What is expected:
Every line of the data that includes "username" should be copied out.

[Component data from apps and pages]
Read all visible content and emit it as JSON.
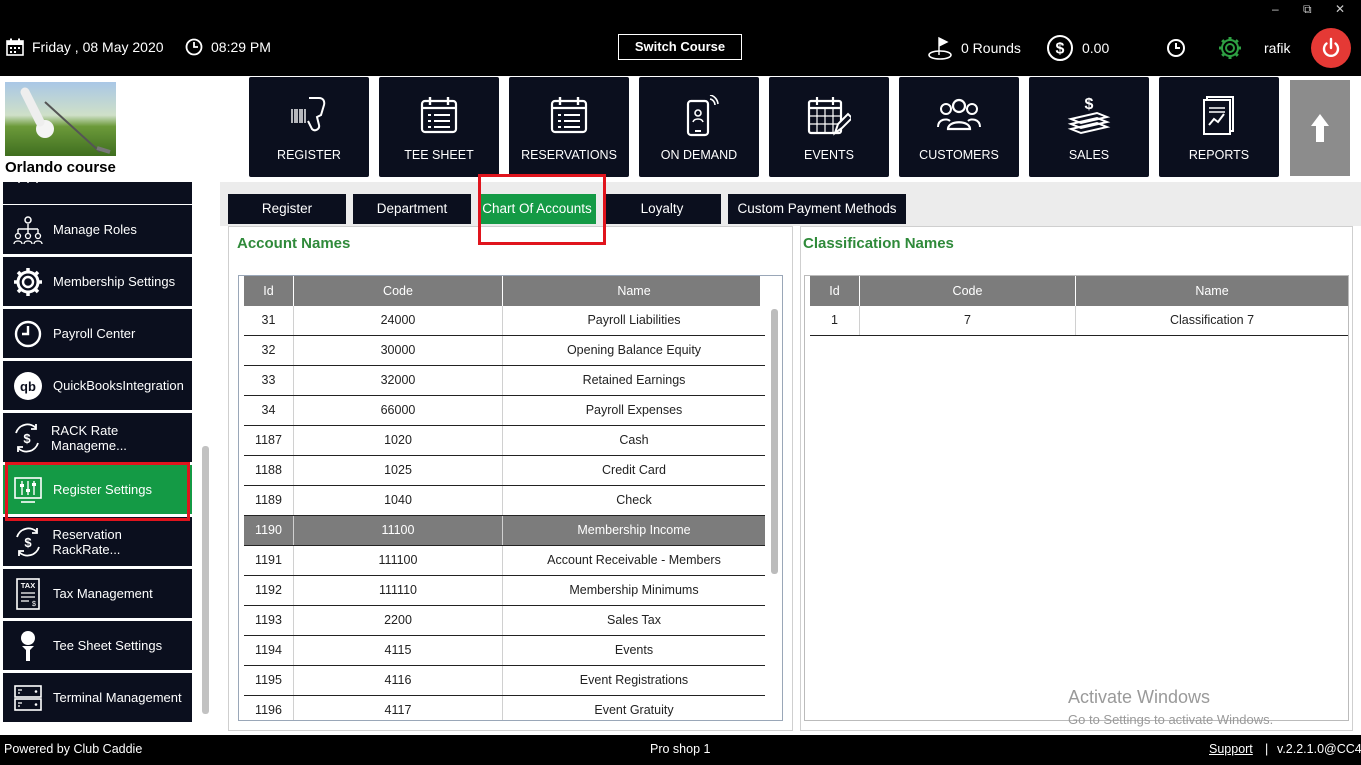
{
  "topbar": {
    "date": "Friday ,  08 May 2020",
    "time": "08:29 PM",
    "switch_label": "Switch Course",
    "rounds": "0 Rounds",
    "amount": "0.00",
    "user": "rafik",
    "win_min": "–",
    "win_restore": "⧉",
    "win_close": "✕"
  },
  "course_name": "Orlando course",
  "nav": [
    {
      "label": "REGISTER",
      "icon": "barcode-scanner-icon"
    },
    {
      "label": "TEE SHEET",
      "icon": "calendar-list-icon"
    },
    {
      "label": "RESERVATIONS",
      "icon": "calendar-list-icon"
    },
    {
      "label": "ON DEMAND",
      "icon": "phone-icon"
    },
    {
      "label": "EVENTS",
      "icon": "calendar-edit-icon"
    },
    {
      "label": "CUSTOMERS",
      "icon": "people-icon"
    },
    {
      "label": "SALES",
      "icon": "cash-stack-icon"
    },
    {
      "label": "REPORTS",
      "icon": "report-icon"
    }
  ],
  "sidebar": {
    "items": [
      {
        "label": "Manage Roles",
        "icon": "org-chart-icon"
      },
      {
        "label": "Membership Settings",
        "icon": "gear-icon"
      },
      {
        "label": "Payroll Center",
        "icon": "clock-icon"
      },
      {
        "label": "QuickBooksIntegration",
        "icon": "quickbooks-icon"
      },
      {
        "label": "RACK Rate Manageme...",
        "icon": "money-cycle-icon"
      },
      {
        "label": "Register Settings",
        "icon": "sliders-icon"
      },
      {
        "label": "Reservation RackRate...",
        "icon": "money-cycle-icon"
      },
      {
        "label": "Tax Management",
        "icon": "tax-doc-icon"
      },
      {
        "label": "Tee Sheet Settings",
        "icon": "golf-tee-icon"
      },
      {
        "label": "Terminal Management",
        "icon": "terminal-icon"
      }
    ]
  },
  "tabs": [
    "Register",
    "Department",
    "Chart Of Accounts",
    "Loyalty",
    "Custom Payment Methods"
  ],
  "accounts": {
    "title": "Account Names",
    "headers": [
      "Id",
      "Code",
      "Name"
    ],
    "rows": [
      [
        "31",
        "24000",
        "Payroll Liabilities"
      ],
      [
        "32",
        "30000",
        "Opening Balance Equity"
      ],
      [
        "33",
        "32000",
        "Retained Earnings"
      ],
      [
        "34",
        "66000",
        "Payroll Expenses"
      ],
      [
        "1187",
        "1020",
        "Cash"
      ],
      [
        "1188",
        "1025",
        "Credit Card"
      ],
      [
        "1189",
        "1040",
        "Check"
      ],
      [
        "1190",
        "11100",
        "Membership Income"
      ],
      [
        "1191",
        "111100",
        "Account Receivable - Members"
      ],
      [
        "1192",
        "111110",
        "Membership Minimums"
      ],
      [
        "1193",
        "2200",
        "Sales Tax"
      ],
      [
        "1194",
        "4115",
        "Events"
      ],
      [
        "1195",
        "4116",
        "Event Registrations"
      ],
      [
        "1196",
        "4117",
        "Event Gratuity"
      ]
    ]
  },
  "classifications": {
    "title": "Classification Names",
    "headers": [
      "Id",
      "Code",
      "Name"
    ],
    "rows": [
      [
        "1",
        "7",
        "Classification 7"
      ]
    ]
  },
  "watermark": {
    "line1": "Activate Windows",
    "line2": "Go to Settings to activate Windows."
  },
  "footer": {
    "powered": "Powered by Club Caddie",
    "shop": "Pro shop 1",
    "support": "Support",
    "sep": "|",
    "version": "v.2.2.1.0@CC4"
  },
  "colors": {
    "accent_green": "#149a45",
    "dark_navy": "#0b0f1e",
    "highlight_red": "#e0141d",
    "title_green": "#2f8a3a"
  }
}
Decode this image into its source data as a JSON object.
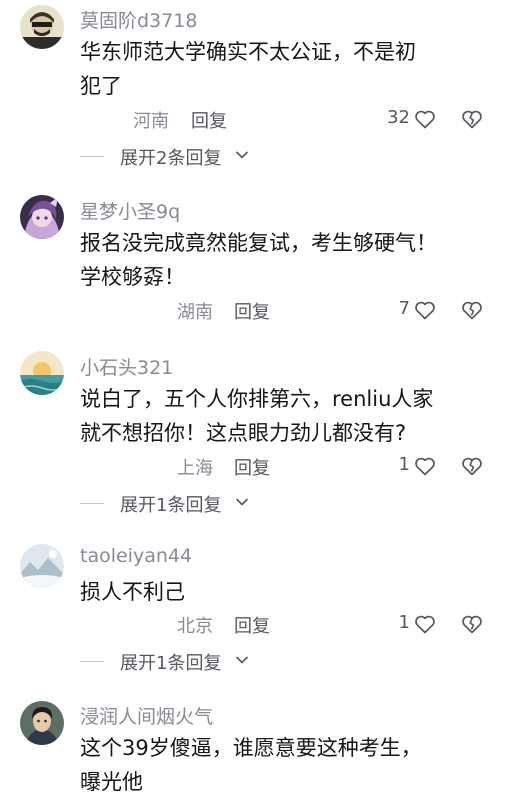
{
  "comments": [
    {
      "username": "莫固阶d3718",
      "lines": [
        "华东师范大学确实不太公证，不是初",
        "犯了"
      ],
      "location": "河南",
      "reply": "回复",
      "likes": "32",
      "expand": "展开2条回复",
      "avatar_icon": "masked-person-avatar"
    },
    {
      "username": "星梦小圣9q",
      "lines": [
        "报名没完成竟然能复试，考生够硬气！",
        "学校够孬！"
      ],
      "location": "湖南",
      "reply": "回复",
      "likes": "7",
      "expand": "",
      "avatar_icon": "anime-character-avatar"
    },
    {
      "username": "小石头321",
      "lines": [
        "说白了，五个人你排第六，renliu人家",
        "就不想招你！这点眼力劲儿都没有?"
      ],
      "location": "上海",
      "reply": "回复",
      "likes": "1",
      "expand": "展开1条回复",
      "avatar_icon": "sunset-sea-avatar"
    },
    {
      "username": "taoleiyan44",
      "lines": [
        "损人不利己"
      ],
      "location": "北京",
      "reply": "回复",
      "likes": "1",
      "expand": "展开1条回复",
      "avatar_icon": "snowy-landscape-avatar"
    },
    {
      "username": "浸润人间烟火气",
      "lines": [
        "这个39岁傻逼，谁愿意要这种考生，",
        "曝光他"
      ],
      "location": "",
      "reply": "",
      "likes": "",
      "expand": "",
      "avatar_icon": "young-man-avatar"
    }
  ],
  "icons": {
    "like": "heart-outline-icon",
    "dislike": "broken-heart-icon",
    "expand": "chevron-down-icon"
  },
  "colors": {
    "username": "#8a8a96",
    "text": "#15161b",
    "secondary": "#57585f"
  }
}
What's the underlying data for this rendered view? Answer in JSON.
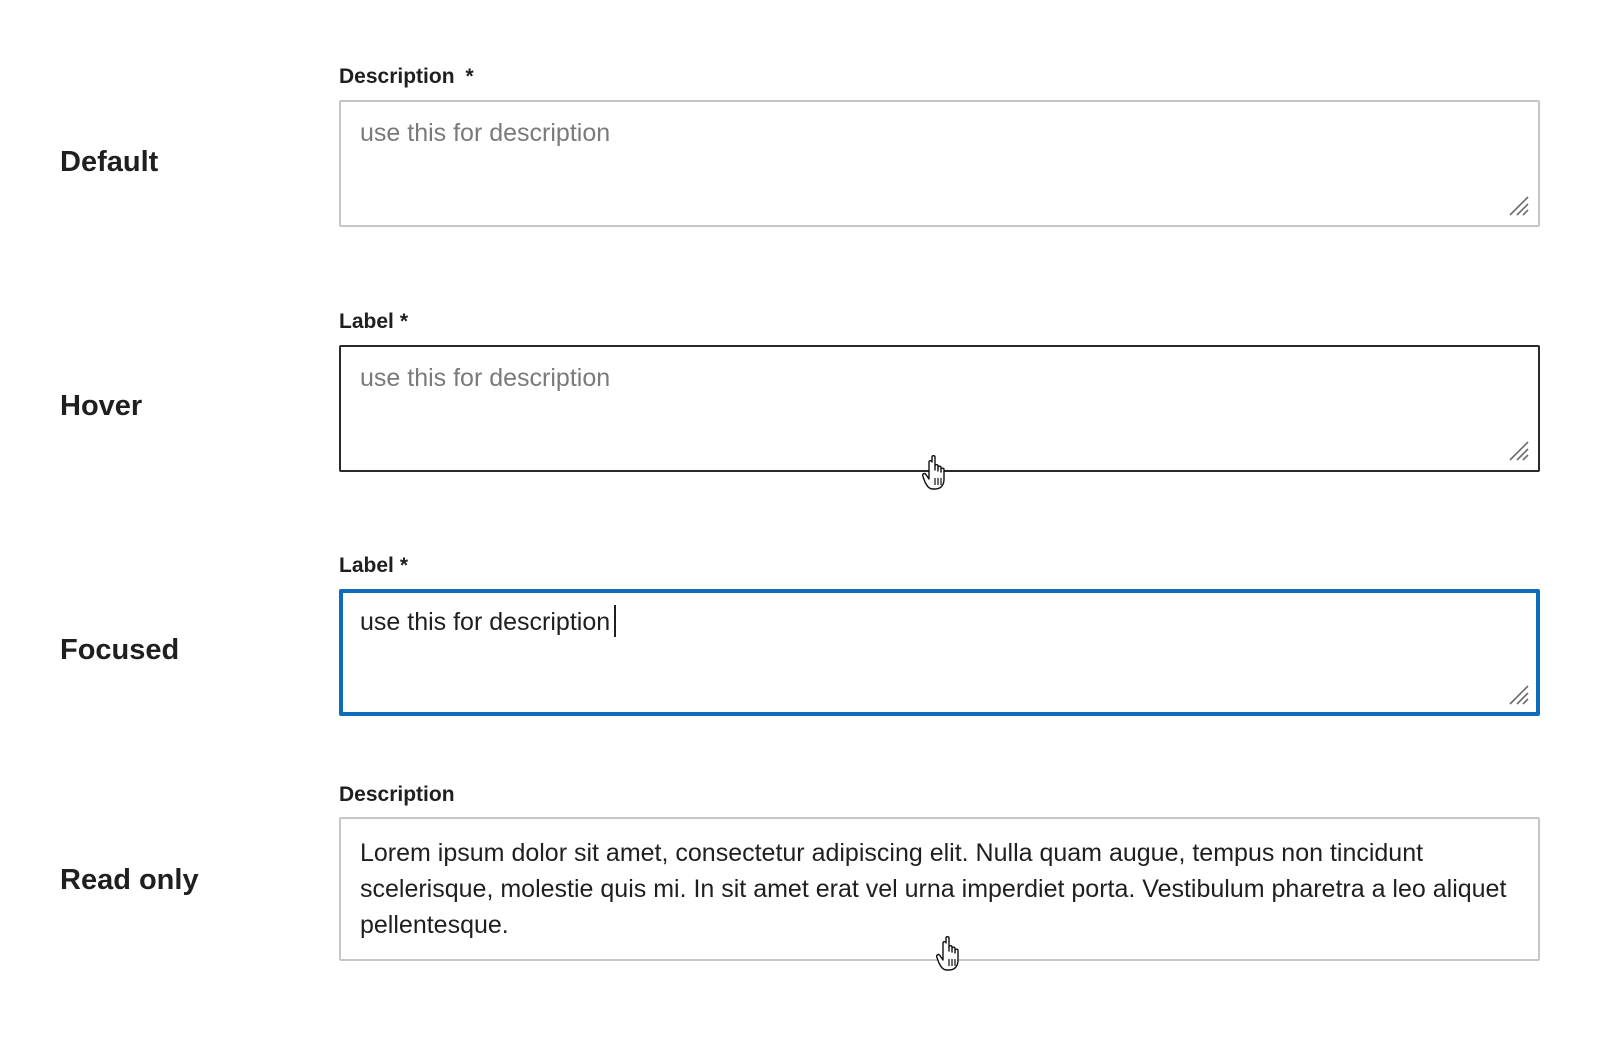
{
  "states": {
    "default": {
      "state_label": "Default",
      "field_label": "Description",
      "required_mark": "*",
      "placeholder": "use this for description"
    },
    "hover": {
      "state_label": "Hover",
      "field_label": "Label",
      "required_mark": "*",
      "placeholder": "use this for description"
    },
    "focused": {
      "state_label": "Focused",
      "field_label": "Label",
      "required_mark": "*",
      "value": "use this for description"
    },
    "read_only": {
      "state_label": "Read only",
      "field_label": "Description",
      "value": "Lorem ipsum dolor sit amet, consectetur adipiscing elit. Nulla quam augue, tempus non tincidunt scelerisque, molestie quis mi. In sit amet erat vel urna imperdiet porta. Vestibulum pharetra a leo aliquet pellentesque."
    }
  },
  "icons": {
    "resize_grip": "resize-grip-icon",
    "pointer": "hand-pointer-cursor-icon"
  },
  "colors": {
    "border_default": "#c6c6c6",
    "border_hover": "#2a2a2a",
    "border_focused": "#0f6cbd",
    "placeholder_text": "#7a7a7a",
    "body_text": "#1f1f1f"
  }
}
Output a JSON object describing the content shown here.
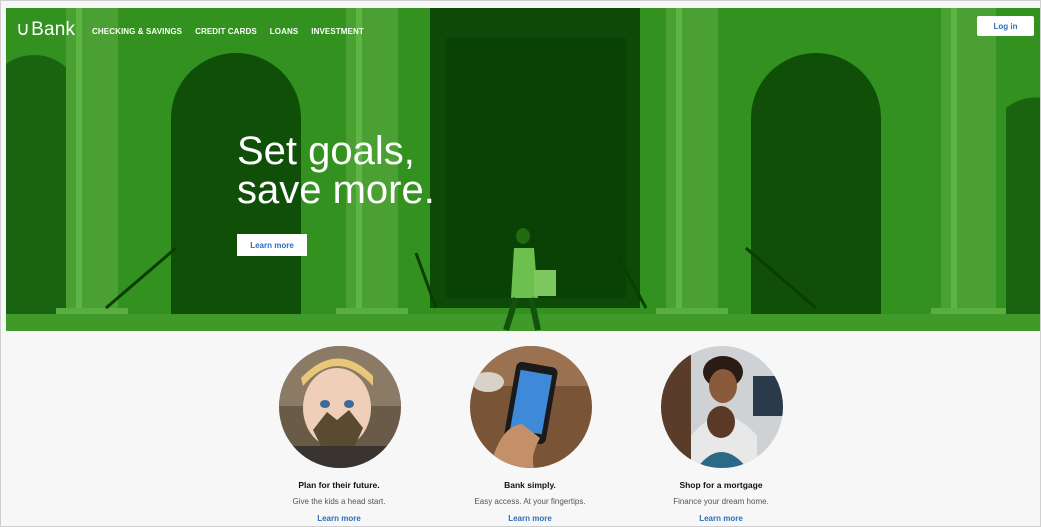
{
  "brand": {
    "logo_mark": "∪",
    "logo_text": "Bank"
  },
  "nav": {
    "links": [
      "CHECKING & SAVINGS",
      "CREDIT CARDS",
      "LOANS",
      "INVESTMENT"
    ],
    "login_label": "Log in"
  },
  "hero": {
    "headline_line1": "Set goals,",
    "headline_line2": "save more.",
    "cta_label": "Learn more"
  },
  "cards": [
    {
      "title": "Plan for their future.",
      "subtitle": "Give the kids a head start.",
      "link": "Learn more",
      "image": "child-with-leaf-photo"
    },
    {
      "title": "Bank simply.",
      "subtitle": "Easy access. At your fingertips.",
      "link": "Learn more",
      "image": "hand-holding-phone-photo"
    },
    {
      "title": "Shop for a mortgage",
      "subtitle": "Finance your dream home.",
      "link": "Learn more",
      "image": "smiling-couple-photo"
    }
  ],
  "colors": {
    "hero_green": "#2f8a1f",
    "link_blue": "#2a6fb8"
  }
}
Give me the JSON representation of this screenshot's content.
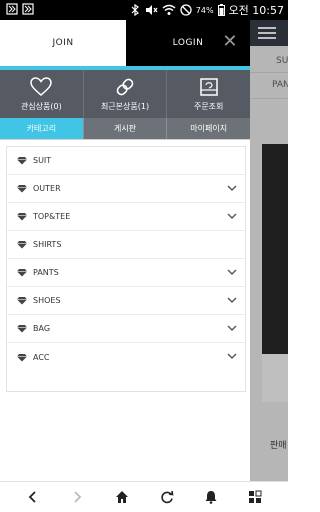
{
  "status_bar": {
    "battery": "74%",
    "time": "오전 10:57",
    "icons": [
      "notification-icon",
      "notification-icon",
      "bluetooth-icon",
      "mute-icon",
      "wifi-icon",
      "no-disturb-icon",
      "battery-icon"
    ]
  },
  "drawer": {
    "join_label": "JOIN",
    "login_label": "LOGIN",
    "close_glyph": "✕",
    "accent_color": "#41c5e6",
    "quick_links": [
      {
        "label": "관심상품(0)",
        "icon": "heart-icon"
      },
      {
        "label": "최근본상품(1)",
        "icon": "link-icon"
      },
      {
        "label": "주문조회",
        "icon": "order-box-icon"
      }
    ],
    "tabs": [
      {
        "label": "카테고리",
        "active": true
      },
      {
        "label": "게시판",
        "active": false
      },
      {
        "label": "마이페이지",
        "active": false
      }
    ],
    "categories": [
      {
        "label": "SUIT",
        "expandable": false
      },
      {
        "label": "OUTER",
        "expandable": true
      },
      {
        "label": "TOP&TEE",
        "expandable": true
      },
      {
        "label": "SHIRTS",
        "expandable": false
      },
      {
        "label": "PANTS",
        "expandable": true
      },
      {
        "label": "SHOES",
        "expandable": true
      },
      {
        "label": "BAG",
        "expandable": true
      },
      {
        "label": "ACC",
        "expandable": true
      }
    ]
  },
  "background_page": {
    "text1": "SU",
    "text2": "PAN",
    "bottom_text": "판매"
  },
  "bottom_nav": [
    "back-icon",
    "forward-icon",
    "home-icon",
    "refresh-icon",
    "bell-icon",
    "grid-icon"
  ]
}
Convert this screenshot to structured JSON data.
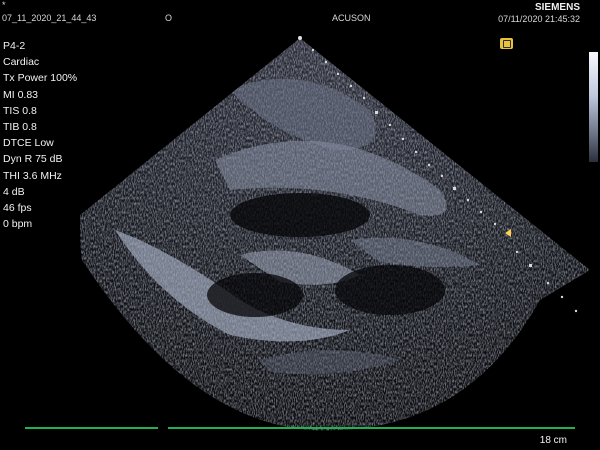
{
  "header": {
    "asterisk": "*",
    "exam_id": "07_11_2020_21_44_43",
    "orientation_marker": "O",
    "manufacturer": "ACUSON",
    "brand": "SIEMENS",
    "datetime": "07/11/2020 21:45:32"
  },
  "params": {
    "probe": "P4-2",
    "preset": "Cardiac",
    "tx_power": "Tx Power 100%",
    "mi": "MI 0.83",
    "tis": "TIS 0.8",
    "tib": "TIB 0.8",
    "dtce": "DTCE Low",
    "dyn_range": "Dyn R 75 dB",
    "thi": "THI 3.6 MHz",
    "gain": "4 dB",
    "frame_rate": "46 fps",
    "heart_rate": "0 bpm"
  },
  "footer": {
    "depth": "18 cm"
  },
  "colors": {
    "focus_marker": "#ffd24a",
    "timeline_line": "#1fb24f",
    "mode_icon": "#e8c23a"
  },
  "icons": {
    "mode_icon": "mode-indicator-icon",
    "focus_marker": "focus-arrow-icon"
  }
}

Task output:
      "username": "莫固阶d3718",
      "username": "星梦小圣9q",
      "username": "小石头321",
      "username": "taoleiyan44",
      "username": "浸润人间烟火气",
    "username": "#8a8a96",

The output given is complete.